When a political thriller is called "The Ides of March," it's safe to presume it's not going to celebrate the gracious pleasures of good government. Referencing the betrayal and assassination of Roman emperor Julius Caesar lets us know that darker forces are going to be given free rein, the darker the better.
Directed by George Clooney (who headlines along with a powerhouse cast that includes Ryan Gosling, Philip Seymour Hoffman, Paul Giamatti, Evan Rachel Wood, Marisa Tomei and Jeffrey Wright), "Ides" does not disappoint, at least not in that department.
Sharing the writing credit with Clooney and frequent collaborator Grant Heslov is Beau Willimon, a former political operative who turned his experience working for Hillary Rodham Clinton, Howard Dean, Bill Bradley and others into "Farragut North," a play named after a Washington, D.C. Metro stop that is this film's source material.
As a writer with that familiarity with the inner workings of the American political system, Willimon certainly knows where the bodies are buried. "Ides" takes us inside the all-scheming-all-the-time hardball world of presidential campaigns, where whom you can trust is an eternally open question. When one character says, "this is the big leagues, it's mean," he is not kidding.
The dialogue is smart and focused, and as a director Clooney has encouraged his cast to really tear into it. It's certainly involving to see the charismatic Gosling verbally spar with superb character actors like Hoffman and Giamatti.
Still, even though all the supporting elements of a superior film are here, the actual plot that everything is at the service of is disappointing. The texture of reality and the sheen of fine craft disguise this for a while, but not forever.
Photographed by the versatile Phedon Papamichael, "Ides" begins with a particularly potent image. A man (Gosling) comes out of the darkness into the light of a stage and begins to give a campaign speech. But something feels wrong, the presentation is off in timing and emotion. Because this is not the candidate, it's a stand-in.
The setting is the March Ohio Democratic primary, with 161 convention delegates at stake, and the man is Stephen Meyers. He is not just the spokesman for the surging Gov. Mike Morris; he is a true believer, someone who has drunk the Kool-Aid and is convinced that the candidate is a principled man who could make a difference in people's lives.
And no wonder. The governor is an off-stage character in the play, but as portrayed by Clooney, Morris is the kind of fighting liberal a lot of Democrats wish Barack Obama would be. Potential Republican viewers, however, need not worry: This is too bleak a world for anyone to come off as completely heroic.
Meyers' boss, exceptionally played by Hoffman, is campaign manager Paul Zara, a rumpled veteran of half a dozen presidential campaigns. Going toe-to-toe with him in an equally strong performance is Giamatti as Tom Duffy, the manager for Morris' main rival.
If anything, Duffy is even more cutthroat than his opposite number, telling Meyers, whose skills he admires, that Democrats should emulate the Republicans: "They're tougher, more disciplined than we are. It's about time we learned from them."

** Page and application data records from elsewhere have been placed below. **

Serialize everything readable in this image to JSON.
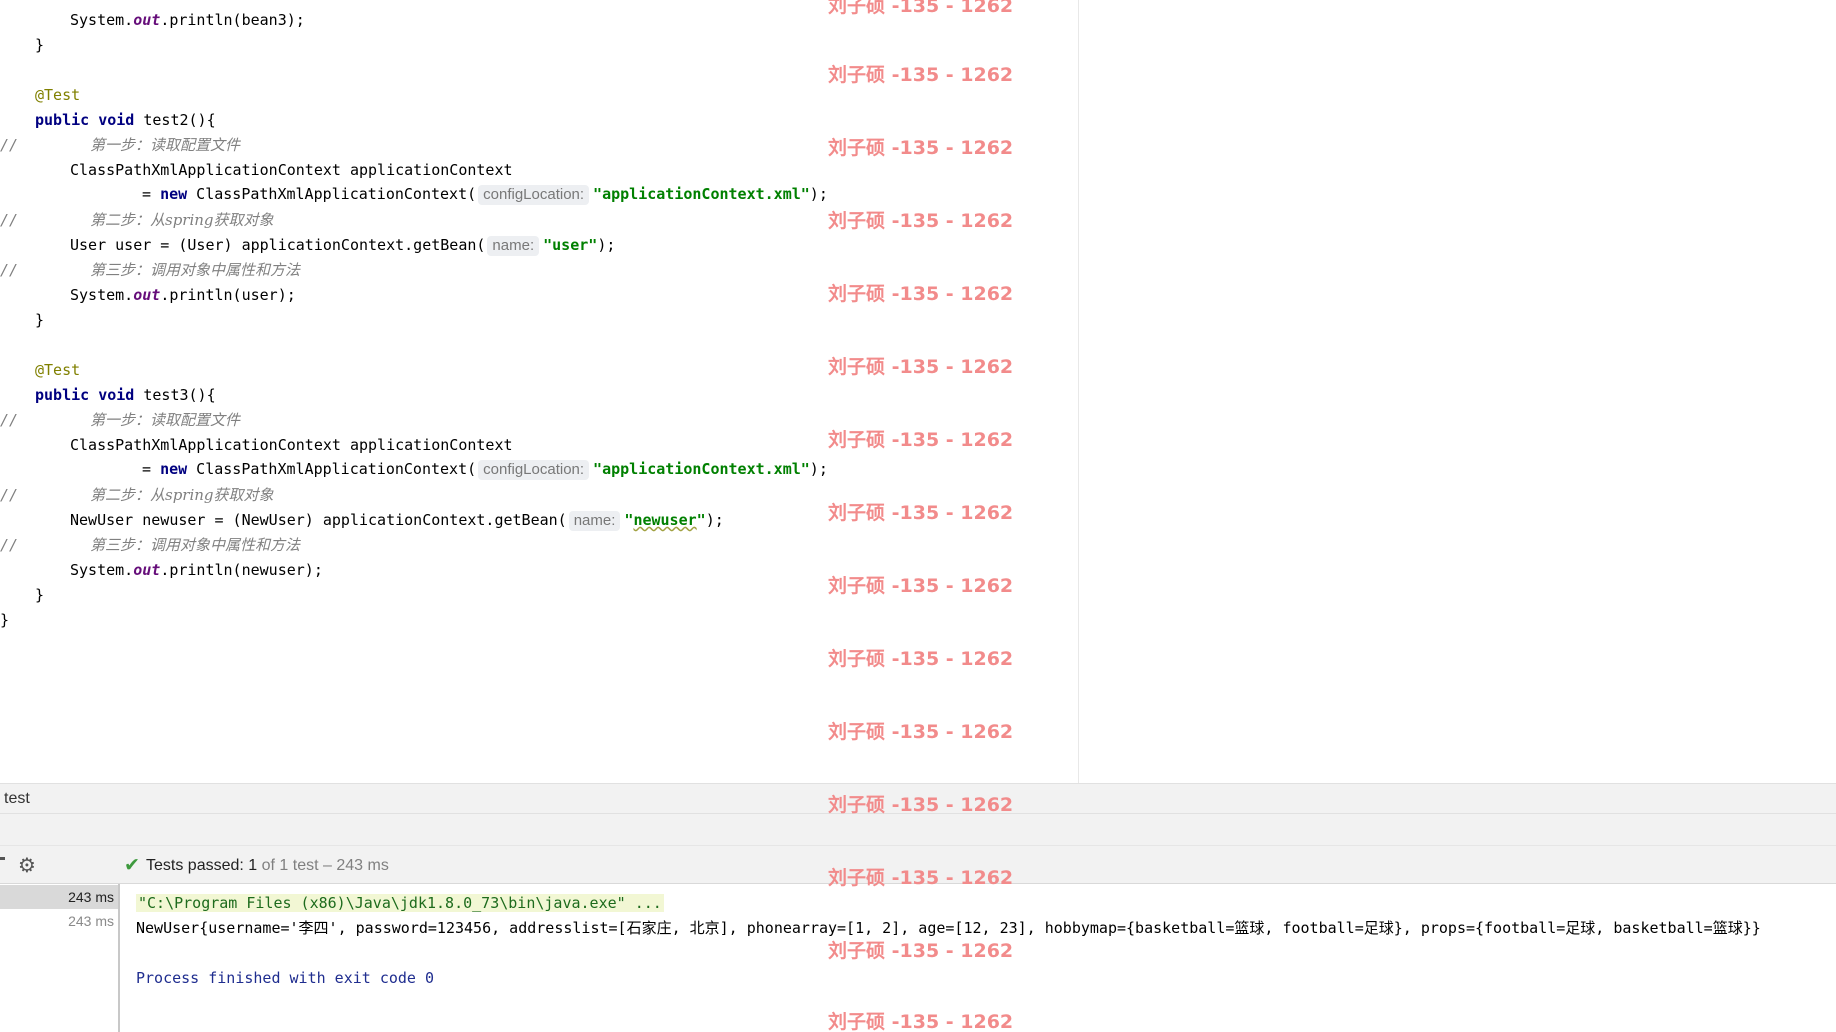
{
  "editor": {
    "lines": {
      "l1": "System.",
      "l1_field": "out",
      "l1_rest": ".println(bean3);",
      "l2": "}",
      "l3": "@Test",
      "l4_kw": "public void",
      "l4_rest": " test2(){",
      "comment_prefix": "//",
      "c1": "第一步：读取配置文件",
      "l6": "ClassPathXmlApplicationContext applicationContext",
      "l7_eq": "= ",
      "l7_new": "new",
      "l7_rest": " ClassPathXmlApplicationContext(",
      "hint_config": "configLocation:",
      "str_xml": "\"applicationContext.xml\"",
      "close_paren": ");",
      "c2": "第二步：从spring获取对象",
      "l9": "User user = (User) applicationContext.getBean(",
      "hint_name": "name:",
      "str_user": "\"user\"",
      "c3": "第三步：调用对象中属性和方法",
      "l11_rest": ".println(user);",
      "l12": "}",
      "l13": "@Test",
      "l14_rest": " test3(){",
      "l19": "NewUser newuser = (NewUser) applicationContext.getBean(",
      "str_q": "\"",
      "str_newuser": "newuser",
      "l21_rest": ".println(newuser);",
      "l22": "}",
      "l23": "}"
    }
  },
  "watermark": "刘子硕 -135 - 1262",
  "run_panel": {
    "title": "test",
    "status": {
      "label": "Tests passed: ",
      "count": "1",
      "detail": " of 1 test – 243 ms"
    },
    "tree": [
      "243 ms",
      "243 ms"
    ],
    "console": {
      "cmd": "\"C:\\Program Files (x86)\\Java\\jdk1.8.0_73\\bin\\java.exe\" ...",
      "output": "NewUser{username='李四', password=123456, addresslist=[石家庄, 北京], phonearray=[1, 2], age=[12, 23], hobbymap={basketball=篮球, football=足球}, props={football=足球, basketball=篮球}}",
      "exit": "Process finished with exit code 0"
    }
  },
  "icons": {
    "gear": "⚙",
    "check": "✔"
  }
}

Not lacking in guile or toughness are the other key players. Tomei is Ida Horowicz, a hard-driving New York Times reporter who is as ruthless and cynical as any of the people she covers. And Wright is appropriately enigmatic as another presidential candidate trying to make the best possible deal for himself.
And then there is Molly Stearns, an intern on the campaign who is young enough to think she's sophisticated when really she is not. Played with energy and panache by Wood, who seems to improve from role to role, Stearns doesn't hesitate to set her cap for the press spokesman, and the flirtation between these two is nicely credible.

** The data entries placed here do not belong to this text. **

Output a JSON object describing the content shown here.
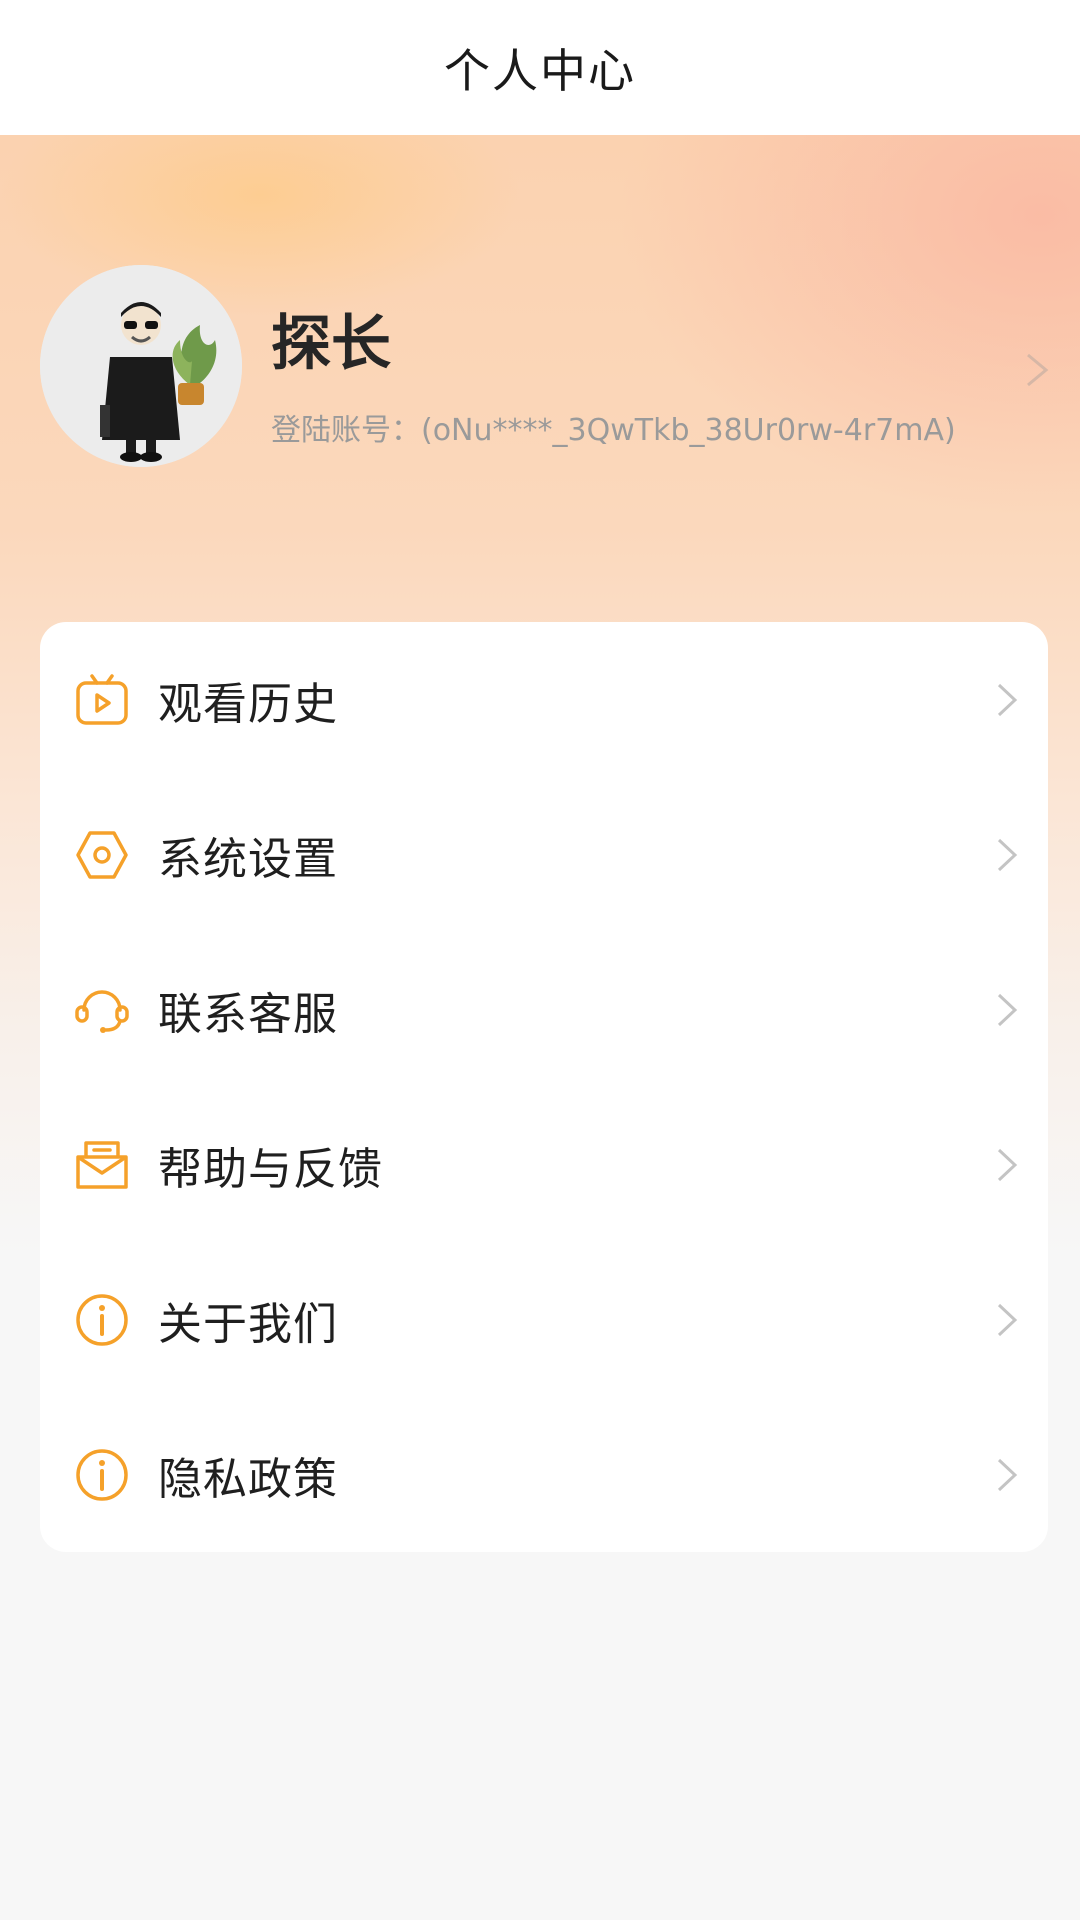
{
  "header": {
    "title": "个人中心"
  },
  "profile": {
    "name": "探长",
    "account": "登陆账号：(oNu****_3QwTkb_38Ur0rw-4r7mA)"
  },
  "menu": [
    {
      "label": "观看历史",
      "icon": "tv-play-icon"
    },
    {
      "label": "系统设置",
      "icon": "settings-hexagon-icon"
    },
    {
      "label": "联系客服",
      "icon": "headset-icon"
    },
    {
      "label": "帮助与反馈",
      "icon": "mail-feedback-icon"
    },
    {
      "label": "关于我们",
      "icon": "info-icon"
    },
    {
      "label": "隐私政策",
      "icon": "info-icon"
    }
  ],
  "colors": {
    "accent": "#f5a12a",
    "chevron": "#c4c4c4"
  }
}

Not so, however, is the rest of this film's increasingly unconvincing plot. The problem is not that things start to unravel for some of the characters, it's that they do so in an overly familiar way that is more schematic and less interesting than what has come before. "Ides of March" is an intelligent, involving picture that feels all too real — until it doesn't.